**WORK REQUEST:** The lines to copy are those in the listing below that contain the word "Windows".

**SUPPLIED DATA:**
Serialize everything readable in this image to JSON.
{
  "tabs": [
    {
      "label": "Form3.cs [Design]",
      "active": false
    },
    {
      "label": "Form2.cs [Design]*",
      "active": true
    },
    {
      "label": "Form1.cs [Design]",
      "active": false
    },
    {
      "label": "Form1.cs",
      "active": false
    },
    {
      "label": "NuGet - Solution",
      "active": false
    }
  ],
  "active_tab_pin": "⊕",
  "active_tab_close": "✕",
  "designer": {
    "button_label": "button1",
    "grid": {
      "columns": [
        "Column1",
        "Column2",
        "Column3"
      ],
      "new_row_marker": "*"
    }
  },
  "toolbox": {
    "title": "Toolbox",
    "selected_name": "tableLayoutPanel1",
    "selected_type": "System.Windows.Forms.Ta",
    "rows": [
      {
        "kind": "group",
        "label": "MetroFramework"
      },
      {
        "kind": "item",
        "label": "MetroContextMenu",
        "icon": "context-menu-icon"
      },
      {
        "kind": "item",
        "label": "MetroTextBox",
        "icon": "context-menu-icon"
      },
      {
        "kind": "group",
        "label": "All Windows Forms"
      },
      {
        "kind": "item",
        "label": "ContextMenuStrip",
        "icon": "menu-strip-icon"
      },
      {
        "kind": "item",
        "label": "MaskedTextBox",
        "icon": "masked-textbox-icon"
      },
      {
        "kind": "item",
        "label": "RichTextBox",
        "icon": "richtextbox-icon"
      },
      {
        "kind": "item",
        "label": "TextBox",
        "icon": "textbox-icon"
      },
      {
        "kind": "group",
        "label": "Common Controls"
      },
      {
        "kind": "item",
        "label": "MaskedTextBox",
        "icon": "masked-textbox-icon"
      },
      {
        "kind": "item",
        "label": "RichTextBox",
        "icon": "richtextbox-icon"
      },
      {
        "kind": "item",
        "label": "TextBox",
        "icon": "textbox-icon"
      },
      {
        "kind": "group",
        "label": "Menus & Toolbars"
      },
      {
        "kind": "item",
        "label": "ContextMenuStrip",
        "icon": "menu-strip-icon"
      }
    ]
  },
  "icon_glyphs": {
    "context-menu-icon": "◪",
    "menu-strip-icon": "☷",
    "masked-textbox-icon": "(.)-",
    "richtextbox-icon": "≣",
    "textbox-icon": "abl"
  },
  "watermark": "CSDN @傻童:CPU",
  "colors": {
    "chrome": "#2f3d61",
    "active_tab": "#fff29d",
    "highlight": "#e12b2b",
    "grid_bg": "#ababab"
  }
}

**ANSWER TO THE EXERCISE:**
    "selected_type": "System.Windows.Forms.Ta",
        "label": "All Windows Forms"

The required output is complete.